Tarloxotinib used to knock down NRG1-Fusion cancers

At the annual meeting of the American Association for Cancer Research (AACR), research by Rain Therapeutics & the University of Colorado Cancer Center was presented. The study showed that tarloxotinib, which is a clinical-stage drug is spirited when opposed to NRG1 fusion cancers along with cancer for which the drug was essentially designed.

Doctor Robert C stated “This is a relatively new genetic target recently identified in breast, lung, ovarian and many other cancer types, and there are currently no approved therapies targeting NRG1 fusions. We’re very hopeful that tarloxotinib could meet this need.”

Tarloxotinib is a unique inactive compound which can be absorbed in the body for producing a drug. RAIN-70, which is a pilot trial of tarloxotinib is now used to recruit patients with EGFR exon 20 mutations since there is no drug approved for these subtypes of cancer till date. As mentioned by the Co-founder of Rain Therapeutics, Avanish Vellanki: “We are very excited about the potential to offer an effective and more tolerable approach to treating patients suffering from HER-driven cancers, including NRG1 fusions. When tarlox is near healthy cells, it’s inactive and avoids the side effects characteristic of many other drugs in development for these types of cancers.”

It has been found by this study that not only are EGFR & HER2-altered cancers directly inhibited by Tarloxotinib, but also takes a step into blocking gene over-activation.

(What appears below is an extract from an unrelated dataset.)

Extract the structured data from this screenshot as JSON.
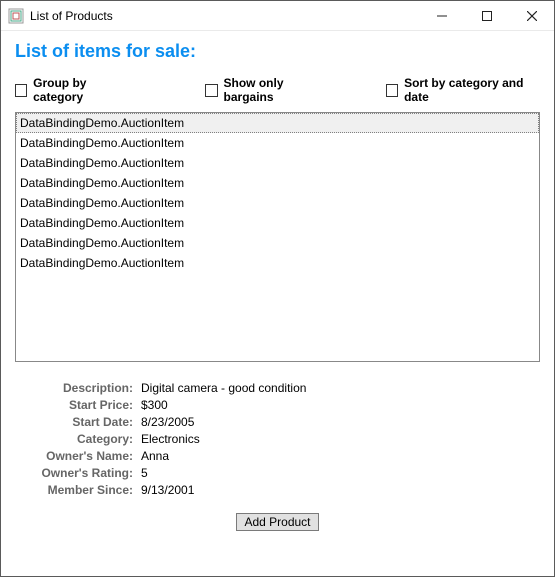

Doebele said: “NRG1 is another way to activate HER2 and HER3. In our cell line and xenograft models, we show that tarloxotinib is even more effective at silencing these cancers driven by NRG1 than its already-promising results against HER2 and EGFR directly.”

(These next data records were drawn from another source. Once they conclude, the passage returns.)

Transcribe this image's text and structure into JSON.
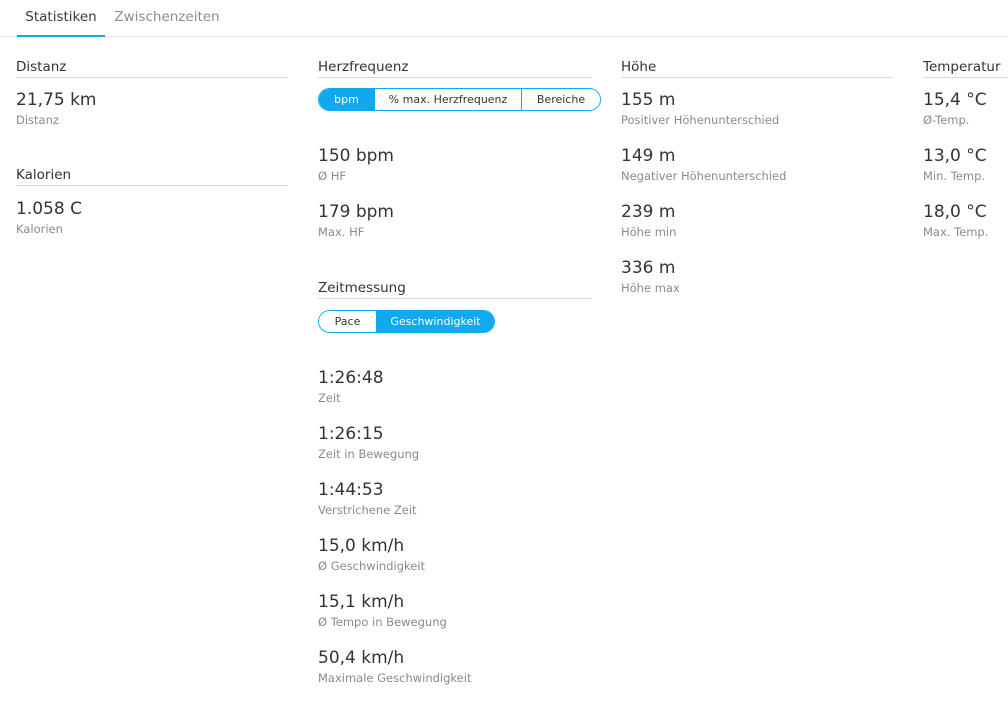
{
  "tabs": [
    {
      "label": "Statistiken"
    },
    {
      "label": "Zwischenzeiten"
    }
  ],
  "distance": {
    "title": "Distanz",
    "stats": [
      {
        "value": "21,75 km",
        "label": "Distanz"
      }
    ]
  },
  "calories": {
    "title": "Kalorien",
    "stats": [
      {
        "value": "1.058 C",
        "label": "Kalorien"
      }
    ]
  },
  "heart_rate": {
    "title": "Herzfrequenz",
    "toggle": [
      {
        "label": "bpm",
        "selected": true
      },
      {
        "label": "% max. Herzfrequenz",
        "selected": false
      },
      {
        "label": "Bereiche",
        "selected": false
      }
    ],
    "stats": [
      {
        "value": "150 bpm",
        "label": "Ø HF"
      },
      {
        "value": "179 bpm",
        "label": "Max. HF"
      }
    ]
  },
  "timing": {
    "title": "Zeitmessung",
    "toggle": [
      {
        "label": "Pace",
        "selected": false
      },
      {
        "label": "Geschwindigkeit",
        "selected": true
      }
    ],
    "stats": [
      {
        "value": "1:26:48",
        "label": "Zeit"
      },
      {
        "value": "1:26:15",
        "label": "Zeit in Bewegung"
      },
      {
        "value": "1:44:53",
        "label": "Verstrichene Zeit"
      },
      {
        "value": "15,0 km/h",
        "label": "Ø Geschwindigkeit"
      },
      {
        "value": "15,1 km/h",
        "label": "Ø Tempo in Bewegung"
      },
      {
        "value": "50,4 km/h",
        "label": "Maximale Geschwindigkeit"
      }
    ]
  },
  "elevation": {
    "title": "Höhe",
    "stats": [
      {
        "value": "155 m",
        "label": "Positiver Höhenunterschied"
      },
      {
        "value": "149 m",
        "label": "Negativer Höhenunterschied"
      },
      {
        "value": "239 m",
        "label": "Höhe min"
      },
      {
        "value": "336 m",
        "label": "Höhe max"
      }
    ]
  },
  "temperature": {
    "title": "Temperatur",
    "stats": [
      {
        "value": "15,4 °C",
        "label": "Ø-Temp."
      },
      {
        "value": "13,0 °C",
        "label": "Min. Temp."
      },
      {
        "value": "18,0 °C",
        "label": "Max. Temp."
      }
    ]
  },
  "colors": {
    "accent": "#11a9ed",
    "text": "#333333",
    "muted": "#8a8a8a",
    "divider": "#d9d9d9"
  }
}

The research also shed lights on a shift in designing of the anti-cancer field, from drugs directed at cancers according to their position in the body for example breast cancer to targeting genetic abnormalities controlling cancer, whose location in the body does not matter. Doctor Doebele added on this:  “This way what seems like a rare disease – say it’s only 0.2 percent of lung cancer – isn’t so rare after all. Once you look at 0.2 percent of all cancers, you’re talking about a significant number of patients who could benefit.”

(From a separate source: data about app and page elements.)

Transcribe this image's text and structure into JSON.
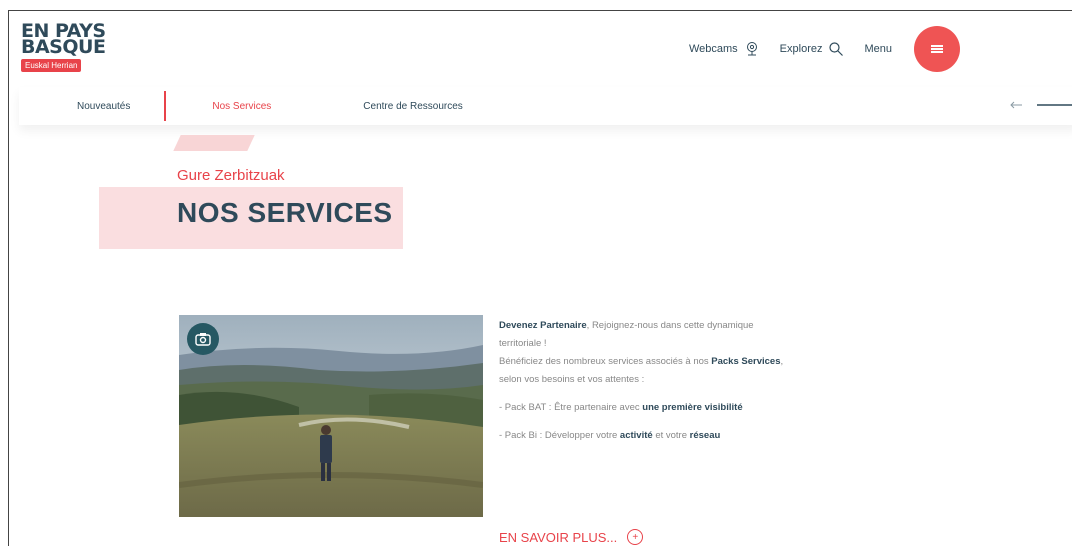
{
  "logo": {
    "line1": "EN PAYS",
    "line2": "BASQUE",
    "tag": "Euskal Herrian"
  },
  "top_nav": {
    "webcams": "Webcams",
    "explorez": "Explorez",
    "menu": "Menu"
  },
  "sub_nav": {
    "items": [
      {
        "label": "Nouveautés"
      },
      {
        "label": "Nos Services"
      },
      {
        "label": "Centre de Ressources"
      }
    ]
  },
  "hero": {
    "subtitle": "Gure Zerbitzuak",
    "title": "NOS SERVICES"
  },
  "card": {
    "intro_bold": "Devenez Partenaire",
    "intro_rest": ", Rejoignez-nous dans cette dynamique territoriale !",
    "line2_a": "Bénéficiez des nombreux services associés à nos",
    "line2_bold": "Packs Services",
    "line2_b": ", selon vos besoins et vos attentes :",
    "pack1_a": "- Pack BAT : Être partenaire avec",
    "pack1_bold": "une première visibilité",
    "pack2_a": "- Pack Bi : Développer votre",
    "pack2_bold1": "activité",
    "pack2_b": "et votre",
    "pack2_bold2": "réseau",
    "cta": "EN SAVOIR PLUS..."
  },
  "colors": {
    "accent": "#e8434a",
    "menu_button": "#ef5454",
    "navy": "#2f4a5a",
    "pink": "#f9d6d8",
    "camera_button": "#265863"
  },
  "icons": {
    "webcams": "webcam-icon",
    "explorez": "search-icon",
    "menu": "hamburger-icon",
    "photo": "camera-icon",
    "cta": "plus-circle-icon"
  }
}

The study described this drug as “a profound, durable and dose-dependent anti-tumor response.”